The Giants (104–54) now have the most wins in a season since they moved to San Francisco in 1958. They are two shy of the franchise record, set in 1904 when the New York Giants went 106–47. With the Los Angeles Dodgers’ comeback win over the San Diego Padres, the Giants retain their two-game lead in the NL West.
The Diamondbacks (50–108), trying to avoid the worst record in franchise history, still need two wins to do so. They will try to stave off the sweep Thursday night in Madison Bumgarner’s first San Francisco start in front of fans. Bumgarner (7–10, 4.58 ERA) will be the Diamondbacks starter against Giants lefty Scott Kazmir (0–1, 4.09 ERA). First pitch is scheduled for 6:45 pm Pacific.

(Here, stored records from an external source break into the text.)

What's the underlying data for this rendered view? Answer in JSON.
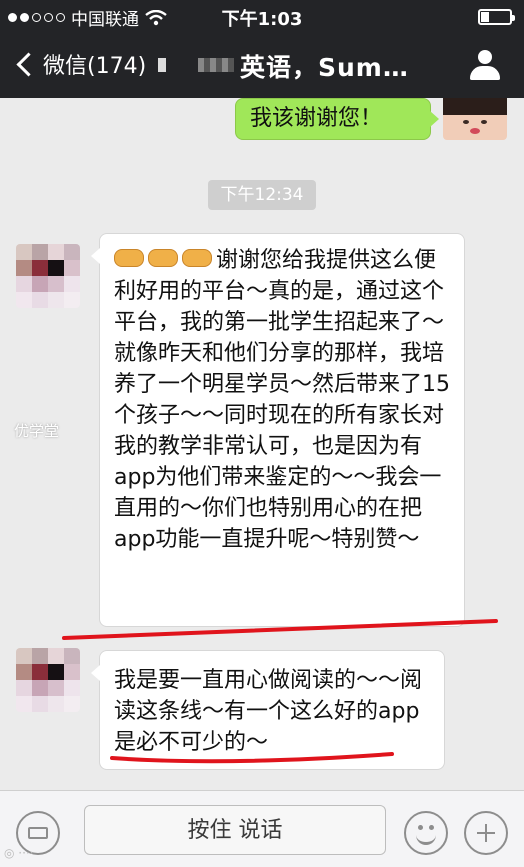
{
  "status_bar": {
    "carrier": "中国联通",
    "time": "下午1:03",
    "battery_level": 0.3
  },
  "nav": {
    "back_label": "微信(174)",
    "title": "英语，Sum…"
  },
  "messages": {
    "sent_1": "我该谢谢您！",
    "timestamp": "下午12:34",
    "watermark": "优学堂",
    "received_1": "谢谢您给我提供这么便利好用的平台～真的是，通过这个平台，我的第一批学生招起来了～就像昨天和他们分享的那样，我培养了一个明星学员～然后带来了15个孩子～～同时现在的所有家长对我的教学非常认可，也是因为有app为他们带来鉴定的～～我会一直用的～你们也特别用心的在把app功能一直提升呢～特别赞～",
    "received_2": "我是要一直用心做阅读的～～阅读这条线～有一个这么好的app是必不可少的～"
  },
  "input_bar": {
    "hold_to_talk": "按住 说话"
  },
  "colors": {
    "nav_bg": "#232427",
    "chat_bg": "#ebebeb",
    "sent_bubble": "#a0e759",
    "highlight_red": "#e0141c"
  }
}
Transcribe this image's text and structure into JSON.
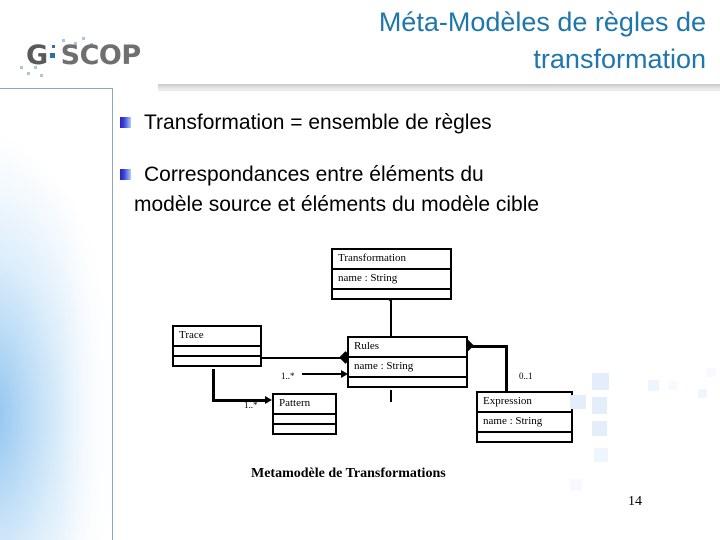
{
  "slide": {
    "page_number": "14",
    "title": "Méta-Modèles de règles de transformation",
    "title_line1": "Méta-Modèles de règles de",
    "title_line2": "transformation",
    "accent_color": "#1f76ad",
    "bullet_color": "#2b1fc0"
  },
  "logo": {
    "name": "G-SCOP",
    "part1": "G",
    "part2": "SCOP"
  },
  "bullets": [
    {
      "marker": "square-bullet",
      "text": "Transformation = ensemble de règles",
      "continuation": ""
    },
    {
      "marker": "square-bullet",
      "text": " Correspondances entre éléments du",
      "continuation": "modèle source et éléments du modèle cible"
    }
  ],
  "diagram": {
    "caption": "Metamodèle de Transformations",
    "classes": [
      {
        "id": "transformation",
        "name": "Transformation",
        "attribute": "name : String",
        "operations": ""
      },
      {
        "id": "trace",
        "name": "Trace",
        "attribute": "",
        "operations": ""
      },
      {
        "id": "rules",
        "name": "Rules",
        "attribute": "name : String",
        "operations": ""
      },
      {
        "id": "pattern",
        "name": "Pattern",
        "attribute": "",
        "operations": ""
      },
      {
        "id": "expression",
        "name": "Expression",
        "attribute": "name : String",
        "operations": ""
      }
    ],
    "multiplicities": [
      {
        "id": "rules-mult",
        "value": "1..*"
      },
      {
        "id": "pattern-mult",
        "value": "1..*"
      },
      {
        "id": "expression-mult",
        "value": "0..1"
      }
    ]
  }
}
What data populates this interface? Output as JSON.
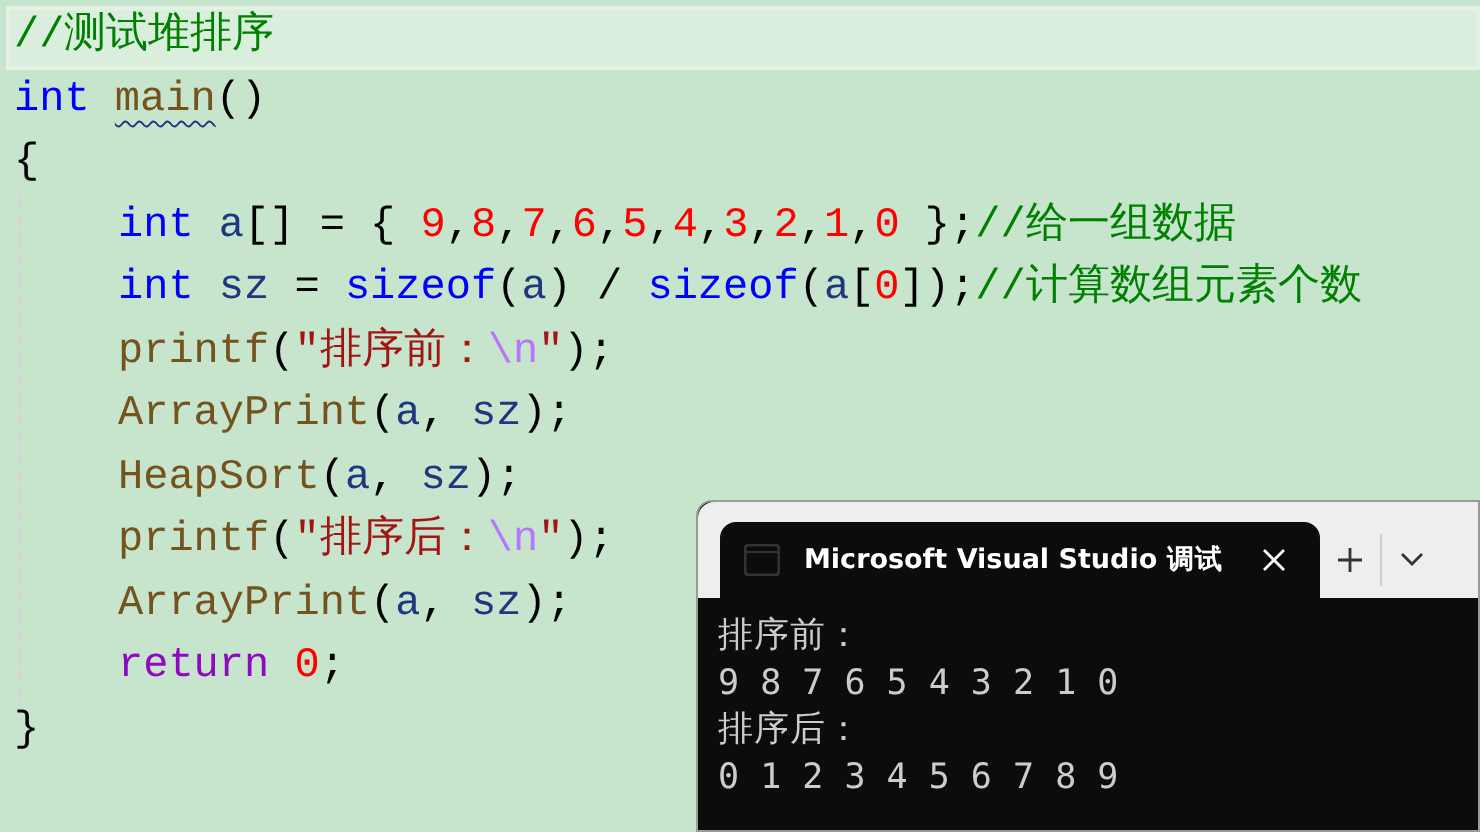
{
  "editor": {
    "lines": [
      {
        "highlighted": true,
        "tokens": [
          {
            "kind": "comment",
            "text": "//测试堆排序"
          }
        ]
      },
      {
        "highlighted": false,
        "tokens": [
          {
            "kind": "keyword",
            "text": "int "
          },
          {
            "kind": "function",
            "text": "main",
            "squiggle": true
          },
          {
            "kind": "plain",
            "text": "()"
          }
        ]
      },
      {
        "highlighted": false,
        "tokens": [
          {
            "kind": "plain",
            "text": "{"
          }
        ],
        "children": [
          {
            "highlighted": false,
            "tokens": [
              {
                "kind": "keyword",
                "text": "int "
              },
              {
                "kind": "variable",
                "text": "a"
              },
              {
                "kind": "plain",
                "text": "[] = { "
              },
              {
                "kind": "number",
                "text": "9"
              },
              {
                "kind": "plain",
                "text": ","
              },
              {
                "kind": "number",
                "text": "8"
              },
              {
                "kind": "plain",
                "text": ","
              },
              {
                "kind": "number",
                "text": "7"
              },
              {
                "kind": "plain",
                "text": ","
              },
              {
                "kind": "number",
                "text": "6"
              },
              {
                "kind": "plain",
                "text": ","
              },
              {
                "kind": "number",
                "text": "5"
              },
              {
                "kind": "plain",
                "text": ","
              },
              {
                "kind": "number",
                "text": "4"
              },
              {
                "kind": "plain",
                "text": ","
              },
              {
                "kind": "number",
                "text": "3"
              },
              {
                "kind": "plain",
                "text": ","
              },
              {
                "kind": "number",
                "text": "2"
              },
              {
                "kind": "plain",
                "text": ","
              },
              {
                "kind": "number",
                "text": "1"
              },
              {
                "kind": "plain",
                "text": ","
              },
              {
                "kind": "number",
                "text": "0"
              },
              {
                "kind": "plain",
                "text": " };"
              },
              {
                "kind": "comment",
                "text": "//给一组数据"
              }
            ]
          },
          {
            "highlighted": false,
            "tokens": [
              {
                "kind": "keyword",
                "text": "int "
              },
              {
                "kind": "variable",
                "text": "sz"
              },
              {
                "kind": "plain",
                "text": " = "
              },
              {
                "kind": "keyword",
                "text": "sizeof"
              },
              {
                "kind": "plain",
                "text": "("
              },
              {
                "kind": "variable",
                "text": "a"
              },
              {
                "kind": "plain",
                "text": ") / "
              },
              {
                "kind": "keyword",
                "text": "sizeof"
              },
              {
                "kind": "plain",
                "text": "("
              },
              {
                "kind": "variable",
                "text": "a"
              },
              {
                "kind": "plain",
                "text": "["
              },
              {
                "kind": "number",
                "text": "0"
              },
              {
                "kind": "plain",
                "text": "]);"
              },
              {
                "kind": "comment",
                "text": "//计算数组元素个数"
              }
            ]
          },
          {
            "highlighted": false,
            "tokens": [
              {
                "kind": "function",
                "text": "printf"
              },
              {
                "kind": "plain",
                "text": "("
              },
              {
                "kind": "string",
                "text": "\"排序前："
              },
              {
                "kind": "escape",
                "text": "\\n"
              },
              {
                "kind": "string",
                "text": "\""
              },
              {
                "kind": "plain",
                "text": ");"
              }
            ]
          },
          {
            "highlighted": false,
            "tokens": [
              {
                "kind": "function",
                "text": "ArrayPrint"
              },
              {
                "kind": "plain",
                "text": "("
              },
              {
                "kind": "variable",
                "text": "a"
              },
              {
                "kind": "plain",
                "text": ", "
              },
              {
                "kind": "variable",
                "text": "sz"
              },
              {
                "kind": "plain",
                "text": ");"
              }
            ]
          },
          {
            "highlighted": false,
            "tokens": [
              {
                "kind": "function",
                "text": "HeapSort"
              },
              {
                "kind": "plain",
                "text": "("
              },
              {
                "kind": "variable",
                "text": "a"
              },
              {
                "kind": "plain",
                "text": ", "
              },
              {
                "kind": "variable",
                "text": "sz"
              },
              {
                "kind": "plain",
                "text": ");"
              }
            ]
          },
          {
            "highlighted": false,
            "tokens": [
              {
                "kind": "function",
                "text": "printf"
              },
              {
                "kind": "plain",
                "text": "("
              },
              {
                "kind": "string",
                "text": "\"排序后："
              },
              {
                "kind": "escape",
                "text": "\\n"
              },
              {
                "kind": "string",
                "text": "\""
              },
              {
                "kind": "plain",
                "text": ");"
              }
            ]
          },
          {
            "highlighted": false,
            "tokens": [
              {
                "kind": "function",
                "text": "ArrayPrint"
              },
              {
                "kind": "plain",
                "text": "("
              },
              {
                "kind": "variable",
                "text": "a"
              },
              {
                "kind": "plain",
                "text": ", "
              },
              {
                "kind": "variable",
                "text": "sz"
              },
              {
                "kind": "plain",
                "text": ");"
              }
            ]
          },
          {
            "highlighted": false,
            "tokens": [
              {
                "kind": "control",
                "text": "return "
              },
              {
                "kind": "number",
                "text": "0"
              },
              {
                "kind": "plain",
                "text": ";"
              }
            ]
          }
        ]
      },
      {
        "highlighted": false,
        "tokens": [
          {
            "kind": "plain",
            "text": "}"
          }
        ]
      }
    ]
  },
  "console": {
    "tab": {
      "title": "Microsoft Visual Studio 调试",
      "selected": true
    },
    "output": [
      "排序前：",
      "9 8 7 6 5 4 3 2 1 0",
      "排序后：",
      "0 1 2 3 4 5 6 7 8 9"
    ]
  }
}
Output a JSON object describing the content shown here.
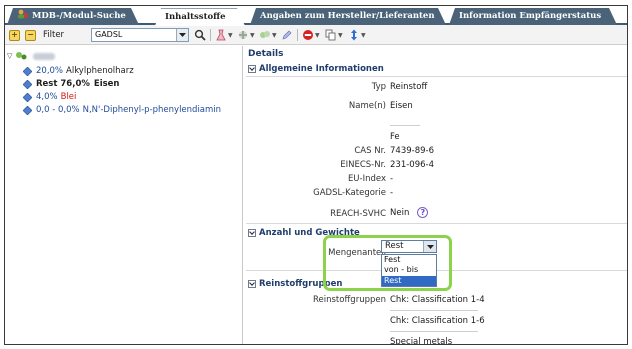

Alex Wood, Merrill Kelly, Kris Bryant, Buster Posey, Brandon Crawford, Evan Longoria, Wilmer Flores, Daulton Varsho, Mike Yastrzemski, Ildemaro Vargas, Jake McCarthy, Geraldo Perdomo, Taylor Widener, Donovan Solano, Dominic Leone, Christian Walker, Tommy La Stella, Steven Duggar, LaMonte Wade Jr., Henry Ramos, Camilo Doval, Torey Lovullo, Madison Bumgarner, Scott Kazmir